Many are guilty of disobeying that verse—but our words aren’t critical of someone else; we speak them silently about ourselves—a practice that has the potential to push our spouse away.
Though the last thing I wanted was to push my husband away, my deflection of his compliments did exactly that.
“It hurts me when you don’t accept my compliments,” he told me.
“It’s hard for me to believe you truly feel that way.” I was honest when I said those words. My mind filled up with images of all the beautiful women I’d seen even that day—on my mobile device, computer, TV, and the stack of magazines near my bed. How could he see me as complete when I didn’t measure up at all?
But the hurt in his eyes, and the utter frustration I saw in the midst of our argument, compelled me to take an honest look at the way I’ve been treating myself. If I kept wallowing in my perceived un-beauty, our marriage would suffer. I had a choice—to believe his words and live as if they were true, or push him away and stay imprisoned in my own thinking.
I had to ask myself: what would it look like to live freely? To accept my husband’s compliments? To embrace who I am as I age? How would our marriage improve if I let myself be loved? If I finally learned to love and embrace myself, flaws and all?
This is not a simple battle. It involves denying the nagging judge in our head who mercilessly compares us to the latest beauty queen and offers the verdict that we’re not ever going to be that. It means shaking hands with our reflection as J. Nicole Morgan bravely did. It means taking an honest look at the messages our culture has sent us, discarding those that have nothing to do with the kingdom of God. It means living courageously in the body God’s given us, reveling in the ability to live, move, and have our being. It means receiving compliments and seeking to give them to people who don’t fit the “beauty” mold. It means finally living in light of the fact that God looks at our hearts, and cultivating them is what has lasting, eternal impact.
Making peace with our reflection has far reaching implications—not simply in marriage, but in the world at large. At stake are issues of theology, kingdom expansion, and self worth for the next generation. Jesus set us in his body to be his hands and feet to a world obsessed over fame and youth.
We have a different message, an invitation to an entirely new way of thinking where the poor are dignified, the overlooked are heralded, and the less than are greater. Wisdom is bound up in those who have walked years in their bodies, and we are right to dignify them by listening.
Thankfully, the kingdom of God is full of all sorts of ordinary people, imbued with extraordinary worth. Our bodies are means to love others well, but there is no beauty hierarchy to do so, nor does our perception of our beauty need to influence the way we receive love.
The truth is, this body won’t remain—a new body will replace it. Paul describes the anticipation believers should have:
“We look not at the things which are seen, but at the things which are not seen; for the things which are seen are temporal, but the things which are not seen are eternal” (2 Cor. 4:18).
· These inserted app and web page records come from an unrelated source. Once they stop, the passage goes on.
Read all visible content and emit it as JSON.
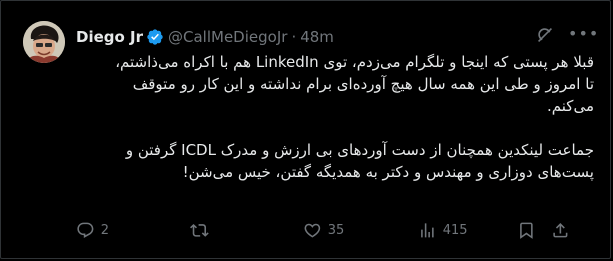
{
  "author": {
    "name": "Diego Jr",
    "handle": "@CallMeDiegoJr",
    "separator": "·",
    "time": "48m"
  },
  "tweet": {
    "paragraph1_line1": "قبلا هر پستی که اینجا و تلگرام می‌زدم، توی LinkedIn هم با اکراه می‌ذاشتم،",
    "paragraph1_line2": "تا امروز و طی این همه سال هیچ آورده‌ای برام نداشته و این کار رو متوقف",
    "paragraph1_line3": "می‌کنم.",
    "paragraph2_line1": "جماعت لینکدین همچنان از دست آوردهای بی ارزش و مدرک ICDL گرفتن و",
    "paragraph2_line2": "پست‌های دوزاری و مهندس و دکتر به همدیگه گفتن، خیس می‌شن!"
  },
  "actions": {
    "replies": "2",
    "retweets": "",
    "likes": "35",
    "views": "415"
  },
  "colors": {
    "background": "#000000",
    "text": "#e7e9ea",
    "muted": "#71767b",
    "verified": "#1d9bf0"
  },
  "icons": {
    "verified": "verified-badge-icon",
    "grok": "grok-icon",
    "more": "more-icon",
    "reply": "reply-icon",
    "retweet": "retweet-icon",
    "like": "like-icon",
    "views": "views-icon",
    "bookmark": "bookmark-icon",
    "share": "share-icon"
  }
}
Every wrinkle we see in the mirror is temporary. This body, as time moves forward, will decay. Entropy will win. But what we choose to do in the body God has given us is what will last. I can choose to receive my husband’s words. I can choose to love him well. I can choose to settle into our relationship, reveling in the beauty of two becoming one.
Or I can reject his words and believe the lies.